Boy Scouts of America et al. v. Dale No. 99-699 Argued April 26, 200- Decided June 28, 2000 In order to explain this court case and why it is so important, it is necessary to look at the history behind it. In July of 1990 James Dale an assistant scoutmaster, and Boy Scout since age eight, was informed that his adult membership to the Boy Scouts of America had been revoked. He was working with Troop 73 in New Jersey in addition to attending Rutgers University.
This revocation was a direct result of his involvement with the Rutgers University Lesbian/ Gay alliance, after Dale’s words of support and representation for this group were published in a newspaper in early June of 1990. The case as it was argued had one main concern. Lawyers for the Scouts told the court that the Boy Scouts, as a private organization like churches or other religious groups, has the constitutional protection to dictate the standards for its leaders and members.
But the lawyer for James Dale, the former Scout leader, says the Boy Scouts is a public accommodation group with large support from governmental agencies, and as such cannot discriminate on the basis of a person’s sexual orientation. “When the Boy Scouts says ‘We are open to all, all means all, and all means both gay and straight,” said Dale’s lawyer, Evan Wolfson. Dale sued, and after a lengthy legal battle the New Jersey Supreme Court agreed that the Boy Scouts had violated the state’s anti-discrimination law.

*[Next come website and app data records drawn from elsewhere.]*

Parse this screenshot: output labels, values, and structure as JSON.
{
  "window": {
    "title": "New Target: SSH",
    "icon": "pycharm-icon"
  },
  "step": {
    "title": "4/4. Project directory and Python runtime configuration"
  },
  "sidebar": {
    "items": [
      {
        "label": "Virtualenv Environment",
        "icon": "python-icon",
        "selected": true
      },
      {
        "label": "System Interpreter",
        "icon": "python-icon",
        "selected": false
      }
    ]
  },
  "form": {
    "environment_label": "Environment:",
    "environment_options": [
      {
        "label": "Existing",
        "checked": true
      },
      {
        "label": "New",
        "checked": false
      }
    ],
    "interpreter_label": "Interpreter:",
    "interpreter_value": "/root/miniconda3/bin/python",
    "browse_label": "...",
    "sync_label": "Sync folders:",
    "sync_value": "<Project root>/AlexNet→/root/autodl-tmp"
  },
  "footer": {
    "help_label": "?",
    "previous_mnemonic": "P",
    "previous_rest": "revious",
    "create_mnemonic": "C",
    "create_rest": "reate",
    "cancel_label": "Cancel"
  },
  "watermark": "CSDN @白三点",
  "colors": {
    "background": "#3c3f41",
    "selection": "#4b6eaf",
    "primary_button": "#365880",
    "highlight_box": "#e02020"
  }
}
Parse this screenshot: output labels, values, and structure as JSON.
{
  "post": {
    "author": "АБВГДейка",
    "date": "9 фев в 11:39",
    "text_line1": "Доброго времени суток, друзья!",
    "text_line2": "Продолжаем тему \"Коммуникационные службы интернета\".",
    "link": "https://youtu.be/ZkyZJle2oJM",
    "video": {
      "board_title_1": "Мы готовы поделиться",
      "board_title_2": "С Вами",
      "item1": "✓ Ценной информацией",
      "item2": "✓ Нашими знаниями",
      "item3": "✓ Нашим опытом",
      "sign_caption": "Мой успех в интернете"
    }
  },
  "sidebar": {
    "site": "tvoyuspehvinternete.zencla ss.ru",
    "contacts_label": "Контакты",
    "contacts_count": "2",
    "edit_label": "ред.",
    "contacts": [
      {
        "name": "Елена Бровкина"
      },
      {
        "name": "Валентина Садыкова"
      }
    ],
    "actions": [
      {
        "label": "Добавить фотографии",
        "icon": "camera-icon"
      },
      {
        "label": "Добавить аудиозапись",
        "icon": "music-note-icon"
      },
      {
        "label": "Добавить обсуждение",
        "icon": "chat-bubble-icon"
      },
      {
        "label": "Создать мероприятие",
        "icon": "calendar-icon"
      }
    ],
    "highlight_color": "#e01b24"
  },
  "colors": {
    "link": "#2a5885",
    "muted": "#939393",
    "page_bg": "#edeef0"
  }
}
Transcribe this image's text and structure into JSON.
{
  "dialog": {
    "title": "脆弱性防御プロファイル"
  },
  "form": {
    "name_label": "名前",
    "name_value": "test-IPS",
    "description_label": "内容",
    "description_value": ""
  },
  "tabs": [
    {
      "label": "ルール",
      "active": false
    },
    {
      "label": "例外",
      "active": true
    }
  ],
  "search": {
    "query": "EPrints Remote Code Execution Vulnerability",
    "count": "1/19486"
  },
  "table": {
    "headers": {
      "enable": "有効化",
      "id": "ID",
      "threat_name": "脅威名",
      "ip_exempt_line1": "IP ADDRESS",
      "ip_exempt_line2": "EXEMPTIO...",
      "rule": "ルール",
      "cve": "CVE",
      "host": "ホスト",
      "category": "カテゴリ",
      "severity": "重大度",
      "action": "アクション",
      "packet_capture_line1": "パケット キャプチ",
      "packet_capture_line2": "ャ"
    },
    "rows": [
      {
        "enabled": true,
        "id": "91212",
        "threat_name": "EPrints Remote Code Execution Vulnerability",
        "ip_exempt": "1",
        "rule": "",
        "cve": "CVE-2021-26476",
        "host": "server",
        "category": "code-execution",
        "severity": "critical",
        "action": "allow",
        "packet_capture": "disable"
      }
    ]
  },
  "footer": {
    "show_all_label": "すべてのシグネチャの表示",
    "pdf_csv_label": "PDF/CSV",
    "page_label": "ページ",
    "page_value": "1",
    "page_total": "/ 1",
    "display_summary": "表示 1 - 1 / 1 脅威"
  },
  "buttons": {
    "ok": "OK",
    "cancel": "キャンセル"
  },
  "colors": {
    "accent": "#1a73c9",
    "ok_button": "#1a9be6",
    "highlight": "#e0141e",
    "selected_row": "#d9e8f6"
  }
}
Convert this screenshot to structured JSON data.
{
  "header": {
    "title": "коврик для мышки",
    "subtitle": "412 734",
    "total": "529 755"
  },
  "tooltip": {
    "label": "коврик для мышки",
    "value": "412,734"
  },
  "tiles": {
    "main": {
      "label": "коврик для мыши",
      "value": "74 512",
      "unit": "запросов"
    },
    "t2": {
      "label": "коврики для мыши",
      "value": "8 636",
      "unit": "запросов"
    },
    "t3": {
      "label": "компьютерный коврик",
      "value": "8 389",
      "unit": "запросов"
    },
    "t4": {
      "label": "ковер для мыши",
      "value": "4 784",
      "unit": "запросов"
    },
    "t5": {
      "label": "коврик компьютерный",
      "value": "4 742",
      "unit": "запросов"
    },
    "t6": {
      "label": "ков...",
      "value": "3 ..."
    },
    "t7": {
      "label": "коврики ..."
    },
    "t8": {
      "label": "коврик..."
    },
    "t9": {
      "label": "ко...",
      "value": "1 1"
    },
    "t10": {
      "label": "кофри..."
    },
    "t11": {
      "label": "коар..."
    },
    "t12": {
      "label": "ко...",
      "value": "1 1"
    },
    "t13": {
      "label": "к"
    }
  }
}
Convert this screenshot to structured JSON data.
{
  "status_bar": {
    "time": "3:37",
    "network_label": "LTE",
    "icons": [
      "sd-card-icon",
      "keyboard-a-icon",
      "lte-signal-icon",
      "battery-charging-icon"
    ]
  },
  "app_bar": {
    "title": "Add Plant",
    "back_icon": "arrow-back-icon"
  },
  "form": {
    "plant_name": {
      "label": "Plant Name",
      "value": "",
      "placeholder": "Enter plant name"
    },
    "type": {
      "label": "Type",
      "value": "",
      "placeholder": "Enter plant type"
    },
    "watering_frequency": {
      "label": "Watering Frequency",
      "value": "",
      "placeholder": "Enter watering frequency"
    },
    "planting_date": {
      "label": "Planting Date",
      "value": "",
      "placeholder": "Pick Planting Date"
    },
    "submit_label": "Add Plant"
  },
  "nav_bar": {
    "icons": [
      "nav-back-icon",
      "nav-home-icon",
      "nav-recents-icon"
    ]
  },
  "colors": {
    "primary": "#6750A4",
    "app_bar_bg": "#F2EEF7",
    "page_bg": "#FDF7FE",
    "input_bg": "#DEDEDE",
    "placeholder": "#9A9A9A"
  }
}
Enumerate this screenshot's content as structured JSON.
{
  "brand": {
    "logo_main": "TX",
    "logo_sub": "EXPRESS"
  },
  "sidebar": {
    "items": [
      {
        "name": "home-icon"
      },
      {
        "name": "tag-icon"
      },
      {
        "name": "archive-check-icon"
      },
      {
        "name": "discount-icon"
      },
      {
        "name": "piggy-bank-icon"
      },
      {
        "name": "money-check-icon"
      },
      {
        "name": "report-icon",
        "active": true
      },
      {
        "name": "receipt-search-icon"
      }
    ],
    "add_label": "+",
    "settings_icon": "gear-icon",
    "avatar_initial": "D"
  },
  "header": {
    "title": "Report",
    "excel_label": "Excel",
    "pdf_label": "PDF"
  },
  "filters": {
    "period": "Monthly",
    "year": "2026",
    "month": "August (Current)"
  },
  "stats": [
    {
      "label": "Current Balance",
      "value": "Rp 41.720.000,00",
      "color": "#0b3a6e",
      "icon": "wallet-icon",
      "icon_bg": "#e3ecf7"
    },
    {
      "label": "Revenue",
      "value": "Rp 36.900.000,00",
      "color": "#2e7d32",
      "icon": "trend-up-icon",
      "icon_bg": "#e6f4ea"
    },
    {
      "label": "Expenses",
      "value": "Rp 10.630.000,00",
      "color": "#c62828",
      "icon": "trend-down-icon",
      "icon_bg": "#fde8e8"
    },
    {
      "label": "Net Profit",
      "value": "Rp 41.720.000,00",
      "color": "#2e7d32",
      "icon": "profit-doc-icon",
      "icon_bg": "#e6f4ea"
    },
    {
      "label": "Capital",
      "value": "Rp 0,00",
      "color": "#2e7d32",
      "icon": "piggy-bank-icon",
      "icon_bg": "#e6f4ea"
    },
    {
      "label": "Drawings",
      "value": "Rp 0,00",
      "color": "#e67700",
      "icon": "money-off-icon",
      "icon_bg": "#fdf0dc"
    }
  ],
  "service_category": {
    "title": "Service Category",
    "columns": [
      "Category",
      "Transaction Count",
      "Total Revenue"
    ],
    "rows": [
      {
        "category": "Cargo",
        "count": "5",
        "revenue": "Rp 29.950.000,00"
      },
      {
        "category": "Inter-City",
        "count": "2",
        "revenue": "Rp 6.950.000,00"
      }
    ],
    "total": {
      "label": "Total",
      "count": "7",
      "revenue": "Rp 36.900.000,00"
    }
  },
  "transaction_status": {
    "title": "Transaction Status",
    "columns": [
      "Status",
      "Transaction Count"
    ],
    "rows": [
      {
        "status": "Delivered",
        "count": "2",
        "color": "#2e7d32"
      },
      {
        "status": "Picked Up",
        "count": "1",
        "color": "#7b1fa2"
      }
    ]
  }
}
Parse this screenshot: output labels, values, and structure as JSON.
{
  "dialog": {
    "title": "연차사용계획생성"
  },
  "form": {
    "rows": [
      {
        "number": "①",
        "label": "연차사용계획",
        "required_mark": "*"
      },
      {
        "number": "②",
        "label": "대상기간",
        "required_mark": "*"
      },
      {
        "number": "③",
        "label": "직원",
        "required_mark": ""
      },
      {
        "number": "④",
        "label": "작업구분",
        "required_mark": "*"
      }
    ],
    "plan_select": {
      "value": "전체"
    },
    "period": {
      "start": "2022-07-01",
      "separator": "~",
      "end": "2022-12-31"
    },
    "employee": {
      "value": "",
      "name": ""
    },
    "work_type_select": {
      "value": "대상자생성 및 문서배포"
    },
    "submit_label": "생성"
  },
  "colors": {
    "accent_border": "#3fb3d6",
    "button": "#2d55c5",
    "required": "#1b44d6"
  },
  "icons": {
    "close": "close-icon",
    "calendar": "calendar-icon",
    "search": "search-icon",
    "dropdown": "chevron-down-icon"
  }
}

After this judgment, the Boy Scouts of America decided to take this case to the US Supreme court on grounds of the majority placed the Scouts’ First Amendment right to express their “moral” rejection of homosexuality over New Jersey’s Law Against Discrimination. The majority opinion concluded that forcing the Scouts to accept a gay leader placed an unconstitutional burden on the organization’s “expressive purpose.” In its arguments, the Boy Scouts of America claimed that being…